** TASK DETAILS **
If a line in the entries contains the word "JSON", list it.

● ● ● ● ● ● ●

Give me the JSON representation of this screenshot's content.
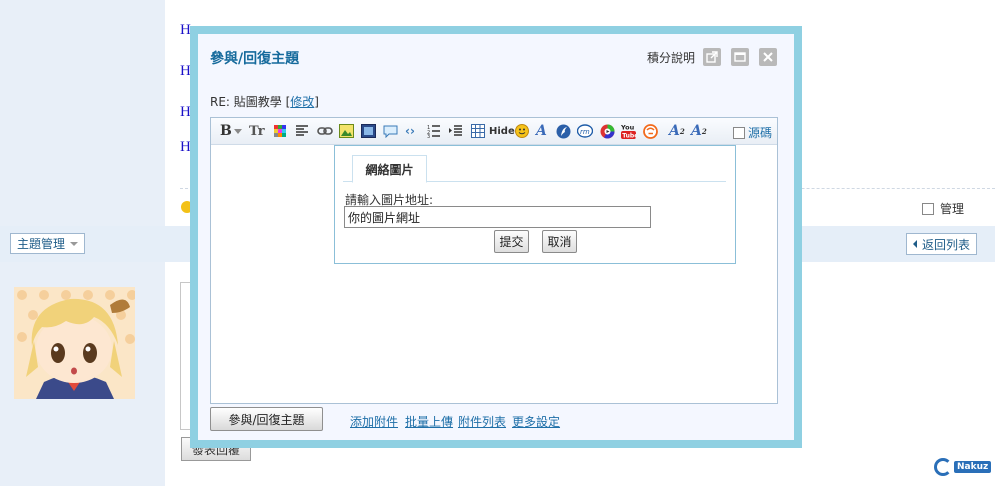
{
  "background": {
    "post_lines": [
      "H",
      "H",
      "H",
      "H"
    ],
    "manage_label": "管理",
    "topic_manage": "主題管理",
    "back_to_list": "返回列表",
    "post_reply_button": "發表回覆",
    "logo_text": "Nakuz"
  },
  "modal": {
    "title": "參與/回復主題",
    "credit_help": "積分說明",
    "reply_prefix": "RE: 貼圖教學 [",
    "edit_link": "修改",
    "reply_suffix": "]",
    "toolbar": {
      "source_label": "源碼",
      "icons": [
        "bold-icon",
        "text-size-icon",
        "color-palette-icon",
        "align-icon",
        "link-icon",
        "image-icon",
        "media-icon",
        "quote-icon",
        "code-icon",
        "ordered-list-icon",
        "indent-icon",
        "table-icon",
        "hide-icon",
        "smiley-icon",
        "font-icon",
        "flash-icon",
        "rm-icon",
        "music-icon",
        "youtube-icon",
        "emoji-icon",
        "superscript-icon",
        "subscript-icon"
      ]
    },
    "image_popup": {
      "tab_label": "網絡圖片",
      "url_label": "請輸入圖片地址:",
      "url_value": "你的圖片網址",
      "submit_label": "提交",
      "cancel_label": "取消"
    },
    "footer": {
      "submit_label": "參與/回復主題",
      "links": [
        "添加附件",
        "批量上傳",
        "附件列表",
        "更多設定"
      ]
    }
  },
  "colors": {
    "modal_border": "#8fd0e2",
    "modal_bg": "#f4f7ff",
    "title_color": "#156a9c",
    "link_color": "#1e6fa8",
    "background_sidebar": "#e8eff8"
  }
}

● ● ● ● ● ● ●

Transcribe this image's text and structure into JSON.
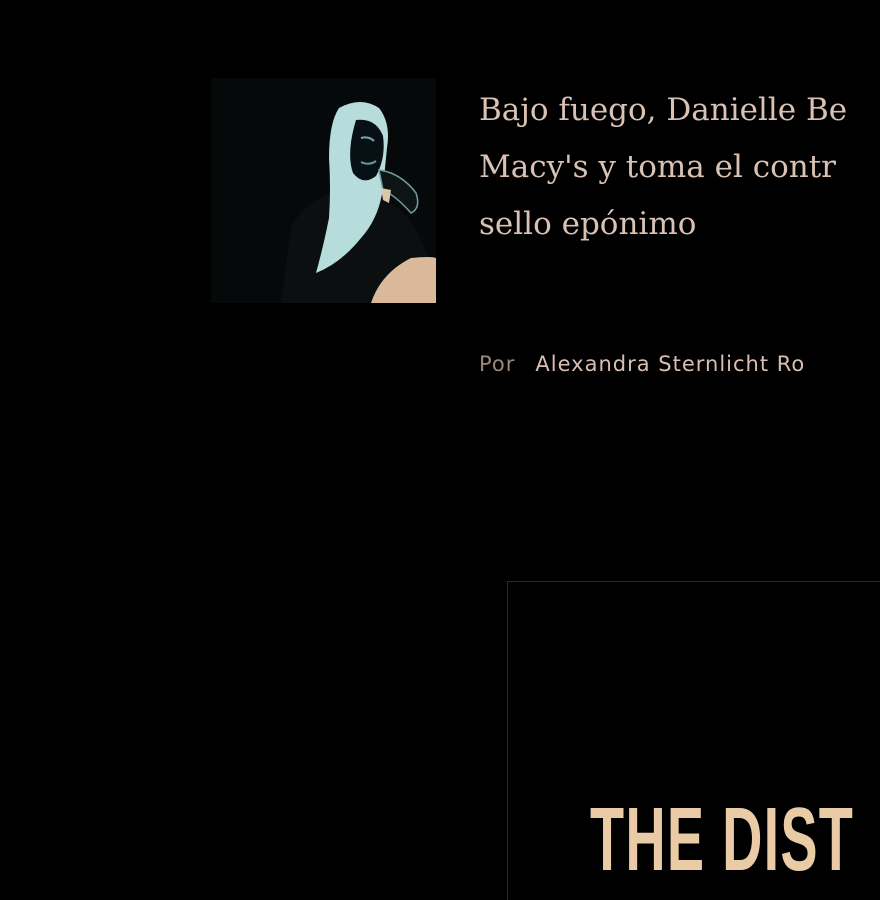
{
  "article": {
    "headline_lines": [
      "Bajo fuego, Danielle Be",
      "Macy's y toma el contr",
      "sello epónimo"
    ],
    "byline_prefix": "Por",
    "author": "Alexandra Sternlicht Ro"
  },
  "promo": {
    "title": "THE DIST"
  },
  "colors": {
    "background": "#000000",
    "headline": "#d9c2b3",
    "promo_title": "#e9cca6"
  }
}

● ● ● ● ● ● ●

** YOUR RESPONSE **
Give me the JSON representation of this screenshot's content.
Transcribe this image's text and structure into JSON.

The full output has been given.